Bharadwaj, Krishna, “A View on Commercialization in Indian Agriculture and the Development of Capitalism,” Journal of Peasant Studies, Vol. 12, No. 4, 1985.
Bhende, M.J., “Credit Markets in Rural South India,” Economic and Political Weekly, Vol. XV, Nos. 38 & 39, 1986.
Bhaduri, A., “An Analysis of Semi-Feudalism in East Indian Agriculture,” Frontier, Vol. 6, Nos. 25-27, 1973.
Bliss, Christopher, “A Note on the Price Variable,” in Mellor and Desai, op. cit.
Chattopadhyay, M. and Ashok Rudra, “Size Productivity Revisited,” Economic and Political Weekly, Vol. XI, No. 39, 1976.
Chattopadhyay, Suhas, “On the Class Nature of Land Reforms in India since Independence,” Social Scientist, 2: 16, 1973.
Haque, T., “Temporal and Regional Variation in the Agrarian Structure in India,” Indian Journal of Agricultural Economics,” Vol. XLII, No. 3, 1987.
Haque, T. and G. Parthasarathy, “Land Reform and Rural Development: Highlights of a National Seminar,” Economic and Political Weekly, Vol. XXVII, No. 8, 1992.
Haque, T. and A.S. Sirohi, Agrarian Reforms and Institutional Changes in India (New Delhi: Concept), 1986.
Mellor, John W., and Guvant M. Desai, Agricultural Change and Rural Poverty (Delhi: Oxford University Press), 1986.
Parthasarathy, G., Agricultural Development and Small Farmers: A Case Study of Andhra Pradesh, (Delhi: Vikas), 1971.
Parthasarathy, G., “Land Reform, Rural Dynamics, and Rural Poverty,” international conference mimeo, 1977.
Parthasarathy, G. and G. Dasaradha Rama Rao, “Employment and Unemployment among Rural Labor Households: A Study of West Godavari District,” Economic and Political Weekly, Vol. VIII, No. 52, 1973.
Patnaik, Utsa, “Class Differentiation within the Peasantry: An Approach to Analysis of Indian Agriculture, Economic and Political Weekly, Vol. XI, No. 39, 1976.
Patnaik, Utsa, The Agrarian Question and the Development of Capitalism in India (Delhi: Oxford University Press), 1986..
Ramachandran, V.K., Wage Labour and Unfreedom in Indian Agriculture (Oxford: Clarendon), 1990.
Reddy, G.D., “Tenancy Reforms in Telangana and Andhra Regions,” in B.A.V. Sharma, ed., Political Economy of India (Delhi: Light and Life Publishers), 1980.

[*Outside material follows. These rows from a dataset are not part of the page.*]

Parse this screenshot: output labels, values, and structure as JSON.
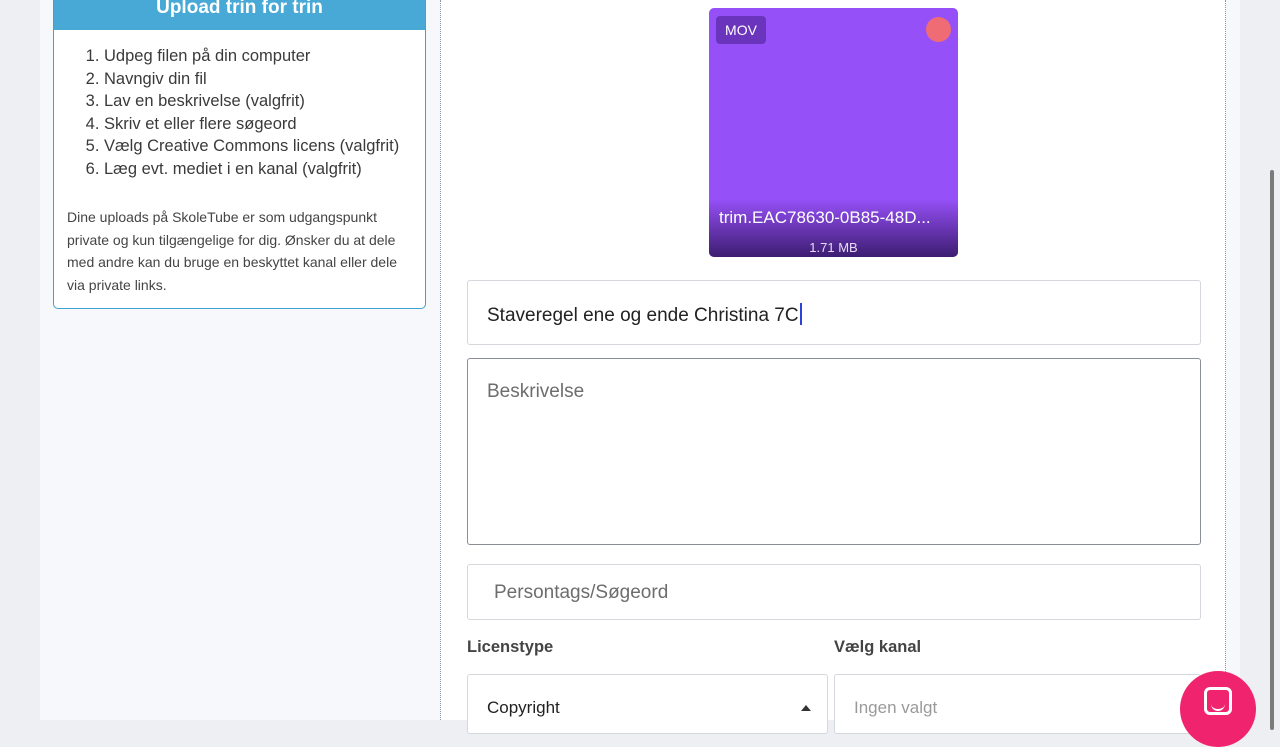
{
  "sidebar": {
    "header": "Upload trin for trin",
    "steps": [
      "Udpeg filen på din computer",
      "Navngiv din fil",
      "Lav en beskrivelse (valgfrit)",
      "Skriv et eller flere søgeord",
      "Vælg Creative Commons licens (valgfrit)",
      "Læg evt. mediet i en kanal (valgfrit)"
    ],
    "note": "Dine uploads på SkoleTube er som udgangspunkt private og kun tilgængelige for dig. Ønsker du at dele med andre kan du bruge en beskyttet kanal eller dele via private links."
  },
  "file": {
    "badge": "MOV",
    "name": "trim.EAC78630-0B85-48D...",
    "size": "1.71 MB",
    "thumb_color": "#9650f7"
  },
  "form": {
    "title_value": "Staveregel ene og ende Christina 7C",
    "description_placeholder": "Beskrivelse",
    "tags_placeholder": "Persontags/Søgeord",
    "license_label": "Licenstype",
    "license_value": "Copyright",
    "channel_label": "Vælg kanal",
    "channel_placeholder": "Ingen valgt"
  },
  "colors": {
    "accent": "#48a8d6",
    "chat": "#f0246e"
  }
}
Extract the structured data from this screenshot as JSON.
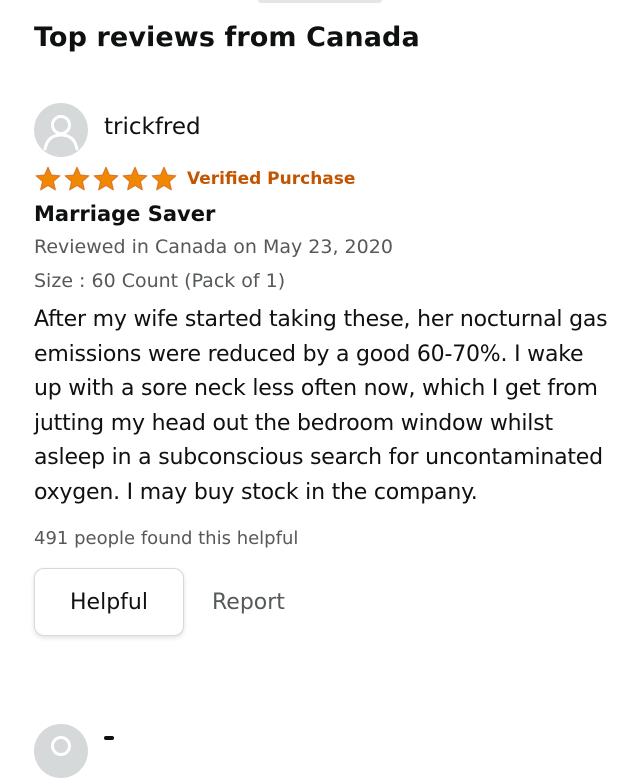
{
  "section": {
    "title": "Top reviews from Canada"
  },
  "review": {
    "avatar_icon": "user-avatar-icon",
    "username": "trickfred",
    "rating": 5,
    "rating_max": 5,
    "star_color": "#f08804",
    "verified_label": "Verified Purchase",
    "verified_color": "#c45500",
    "title": "Marriage Saver",
    "reviewed_line": "Reviewed in Canada on May 23, 2020",
    "size_line": "Size : 60 Count (Pack of 1)",
    "body": "After my wife started taking these, her nocturnal gas emissions were reduced by a good 60-70%. I wake up with a sore neck less often now, which I get from jutting my head out the bedroom window whilst asleep in a subconscious search for uncontaminated oxygen. I may buy stock in the company.",
    "helpful_count_text": "491 people found this helpful",
    "helpful_button": "Helpful",
    "report_link": "Report"
  }
}
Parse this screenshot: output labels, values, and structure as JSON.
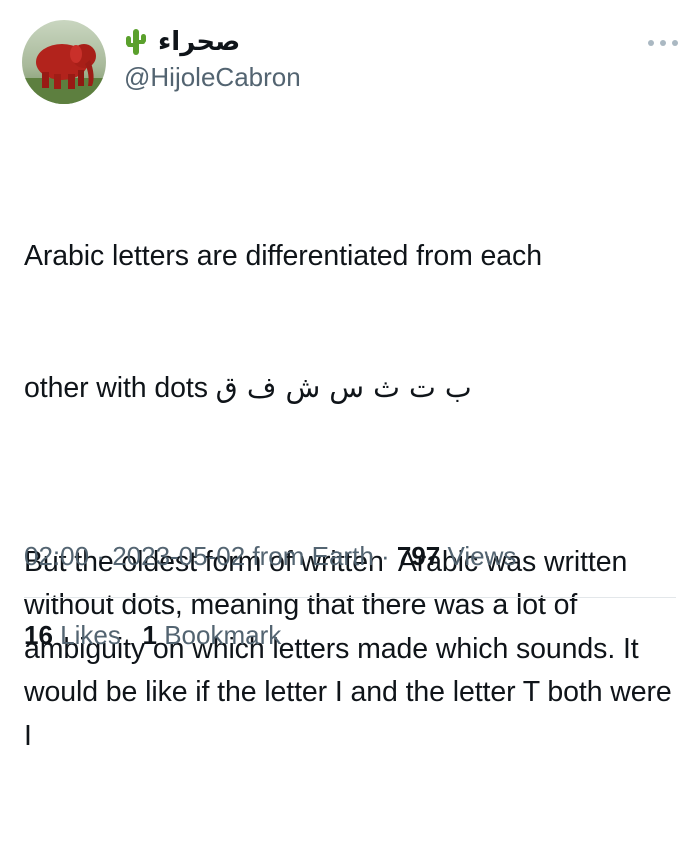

Rudra, Ashok, “Local Power and Farm Level Decision Making,” in Meghnand Desai, et. al., eds, Agrarian Power and Agricultural Productivity in South Asia (Berkeley: University of California Press), 1984.
Rudra, Ashok, “Labour Relations in Agriculture, A Study in Contrasts,” Economic and Political Weekly, 1985.
Rudra, Ashok, “Class Relations in Indian Agriculture—I, II, III,” Economic and Political Weekly, Vol. XIII, Nos. 22, 23, 24, 1987.
Satyanarayana, A., “Commercialization, Money Capital and the Peasantry in Colonial Andhra, 1900-1940,” in Sabyasachi Bhattacharya, et al, eds., The South Indian Economy: Agricultural Change, Industrial Structure and State Policy 1914-1947, (Delhi: Oxford University Press), 1991.
Sen, A.K., “An Aspect of Indian Agriculture,” The Economic Weekly, Annual Number, February, 1962.
Swamy, Dilip, “Differentiation of Peasantry in India,” EPW, 1976.
Viswanadhan, G. and V. Swarnakumari, “Village Pattern of Land Concentrations: Andhra Region,” in Sharma, ed., op. cit.
Warriner, Doreen, Land Reforms in Principle and Practice, (London: Oxford University Press) 1969.